Assessing the Damage
An assessment was conducted on the data that could have been exposed, and determinations made as to whether this data was actually exfiltrated. In contacting our social media provider partners, our goal was to determine whether any of the keys that we had determined had been taken had been used in any way, and to de-authorize all keys. The logistics around these critical activities were dictated by the process of conducting these queries through collaboration with our partners.
Law Enforcement and the Investigation
Simultaneously, company executives were conducting communication with local and federal law enforcement officials and information security professionals at our partners and within the retained information security firms to help us understand the impact of this incident on our users.
How We Approached This
The toughest decisions were those that disrupted services - such as access to Google Photos and Dropbox Photos. While we were confident that the access keys to those services had not been used, we felt that potential exposure of that content urgently justified a service interruption to ensure that attackers could not, for example, view personal photos. Through conversations with the information security, engineering, and communications staff at these providers, we were able to deactivate the keys and confirm that no photos had been compromised.

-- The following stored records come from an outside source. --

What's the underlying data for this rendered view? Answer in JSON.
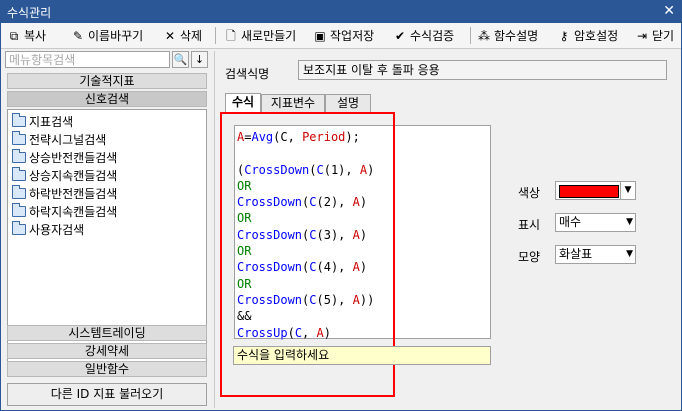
{
  "window": {
    "title": "수식관리",
    "close": "✕"
  },
  "toolbar": {
    "copy": "복사",
    "rename": "이름바꾸기",
    "delete": "삭제",
    "new": "새로만들기",
    "save": "작업저장",
    "verify": "수식검증",
    "func_desc": "함수설명",
    "password": "암호설정",
    "close": "닫기"
  },
  "sidebar": {
    "search_placeholder": "메뉴항목검색",
    "search_icon": "search-icon",
    "down_icon": "arrow-down-icon",
    "categories": {
      "technical": "기술적지표",
      "signal": "신호검색",
      "trading": "시스템트레이딩",
      "strength": "강세약세",
      "general": "일반함수"
    },
    "tree": [
      "지표검색",
      "전략시그널검색",
      "상승반전캔들검색",
      "상승지속캔들검색",
      "하락반전캔들검색",
      "하락지속캔들검색",
      "사용자검색"
    ],
    "load_button": "다른 ID 지표 불러오기"
  },
  "main": {
    "name_label": "검색식명",
    "name_value": "보조지표 이탈 후 돌파 응용",
    "tabs": [
      "수식",
      "지표변수",
      "설명"
    ],
    "active_tab": "수식",
    "hint": "수식을 입력하세요",
    "props": {
      "color_label": "색상",
      "color_value": "#ff0000",
      "display_label": "표시",
      "display_value": "매수",
      "shape_label": "모양",
      "shape_value": "화살표"
    }
  },
  "code_colors": {
    "red": "#cc0000",
    "blue": "#0000ff",
    "green": "#008000"
  },
  "code_lines": [
    "A=Avg(C, Period);",
    "",
    "(CrossDown(C(1), A)",
    "OR",
    "CrossDown(C(2), A)",
    "OR",
    "CrossDown(C(3), A)",
    "OR",
    "CrossDown(C(4), A)",
    "OR",
    "CrossDown(C(5), A))",
    "&&",
    "CrossUp(C, A)"
  ]
}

The CEO and COO agreed that the communications strategy should comprise two main values: first, communication with our users must be made as soon as doing so would not threaten security or compromise the investigation; and second, that our communications should be as open as possible without threatening security or compromising the investigation. At no time was not telling users even considered; instead, the argument was about how much to disclose and which details must be withheld in order to protect users. Although we discovered that no tokens had been used, we had been prepared for a worst case scenario in which these tokens were misused.
After the decisions about the authorization tokens, Additional customer support staff were engaged in order to assure that user questions could be answered quickly. The communications strategy would be supported by programs to provide information for users in general, technical users, and media, and to also provide a glossary of terms, a list of answers to Frequently Asked Questions, and updated blog and web posts. In planning for the possibility of a more significant breach, journalists were consulted and provided information under embargo in order to determine the most effective ways to communicate what had happened while neither causing panic nor resorting to bland euphemism. In the end, since there was no evidence of the compromise of social media data, this proved unnecessary.
A significant amount of the time it took to respond publicly was making contact with a large number of partners and sharing information with them to help with a complex technical investigation and coordinate an incident response. We thank all our partners for responding so aggressively and calling in staffers from vacation to help respond to this incident over a holiday week.